We've been eating, drinking and celebrating in Fortitude Valley's Enjoy Inn dining room for years, and are asking ourselves why we've never had the pleasure of their stir-fried prawns with green tea before. From now on they'll definitely be on high rotation! Nine firm-fleshed and fat prawns come heads off, tails on, ultra-high glossed and mirror-finished like they've been dipped into a pot of varnish. Brought to the table and plated no-frills style within a wreath of bright green, cooked-to-crunchy broccoli florets, they're seasoned with slightly bitter notes of tea, offsetting the prawns' sweetness in the most pleasing way.
Chef Jake Pregnell has travelled north to Brisbane into the kitchen of Little Valley, Rick Shores’ sister restaurant, housed in a laneway within the heart of Fortitude Valley.
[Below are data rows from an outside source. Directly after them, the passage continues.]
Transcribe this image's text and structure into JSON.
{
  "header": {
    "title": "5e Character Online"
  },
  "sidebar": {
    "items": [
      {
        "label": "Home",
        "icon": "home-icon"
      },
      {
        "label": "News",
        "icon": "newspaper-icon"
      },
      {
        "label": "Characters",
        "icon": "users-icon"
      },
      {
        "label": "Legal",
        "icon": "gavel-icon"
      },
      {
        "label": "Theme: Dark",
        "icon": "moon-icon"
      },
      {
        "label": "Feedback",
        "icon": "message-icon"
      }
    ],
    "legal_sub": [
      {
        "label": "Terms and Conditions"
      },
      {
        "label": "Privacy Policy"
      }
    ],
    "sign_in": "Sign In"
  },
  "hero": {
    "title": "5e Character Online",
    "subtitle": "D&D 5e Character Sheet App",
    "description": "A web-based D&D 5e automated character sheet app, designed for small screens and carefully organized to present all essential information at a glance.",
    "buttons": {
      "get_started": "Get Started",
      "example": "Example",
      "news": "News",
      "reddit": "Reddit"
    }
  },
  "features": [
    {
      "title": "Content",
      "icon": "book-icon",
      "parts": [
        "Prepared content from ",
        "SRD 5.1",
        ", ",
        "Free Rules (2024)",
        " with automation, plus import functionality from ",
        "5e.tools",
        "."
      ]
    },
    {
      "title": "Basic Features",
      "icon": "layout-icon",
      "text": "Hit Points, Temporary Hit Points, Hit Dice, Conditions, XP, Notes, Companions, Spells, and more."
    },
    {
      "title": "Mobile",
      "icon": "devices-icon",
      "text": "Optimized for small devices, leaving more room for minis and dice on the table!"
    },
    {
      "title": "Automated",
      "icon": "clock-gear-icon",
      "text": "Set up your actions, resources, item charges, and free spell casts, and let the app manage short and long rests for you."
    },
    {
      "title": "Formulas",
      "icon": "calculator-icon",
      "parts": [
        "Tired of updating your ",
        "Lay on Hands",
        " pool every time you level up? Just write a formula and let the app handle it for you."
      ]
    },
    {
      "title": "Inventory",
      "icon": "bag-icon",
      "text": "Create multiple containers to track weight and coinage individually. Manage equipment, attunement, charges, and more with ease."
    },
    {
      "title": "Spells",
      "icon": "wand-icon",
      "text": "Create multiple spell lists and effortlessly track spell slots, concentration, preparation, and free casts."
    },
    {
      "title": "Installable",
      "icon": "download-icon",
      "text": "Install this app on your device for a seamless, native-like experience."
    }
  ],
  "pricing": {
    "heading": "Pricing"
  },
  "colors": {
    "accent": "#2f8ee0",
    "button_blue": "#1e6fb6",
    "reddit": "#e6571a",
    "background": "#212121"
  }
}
Flouting a menu stacked with multi-regional, modern Chinese interpretations such as the fab fungus dish of kung pao mushrooms, we reckon Little Valley is tops. Pregnell's kung pao sees a bunch of dried red chillies fried off in Sichuan oil for flavour; they give a nuance of warmth rather than the expected lick of fire. Dig down to find heavenly pools of saucy kung pao dressing at the bowl's bottom, the remainder clinging beautifully to springy shiitake mushrooms and stalks and tops of meaty king browns intermingled with spring onion and the toastiest of macadamias for crunch.
Peng You's saucy and colourful little offering of sizzling Mongolian lamb delivers the promised sizzle in spades as the completed dish is ushered to the table and upended onto a roaringly hot cast-iron plate in front of your eyes giving cloudy plumes of aromatic steam that rise to the festoons of party lights and tasseled Chinese lanterns hanging above. Zingy ginger, garlic, oyster and soy all cosy up together to become the sauce that bubbles around strips of sweet red and green capsicum, wok-softened onion, neat batons of carrot, spring onion and slices of just-cooked, meltingly-tender lamb.
Libertine's French/Vietnamese theme shines true with chef's tarted-up chicken stir fry loaded with skin-on, free-range chicken just bursting with flavour. The fat from the skin gives another dimension of awesome, along with the flavour of black truffle, garlic, oyster sauce and soy, helping create a rich and silken sauce that glistens and coats every part of the dish before dripping into a glossy, chicken-y pool at the bottom. There's a green trifecta of wok-tossed veg too: beans, broccoli and crisp Brussels sprouts cut in two, all topped with scattered portions of soft Brie to finish.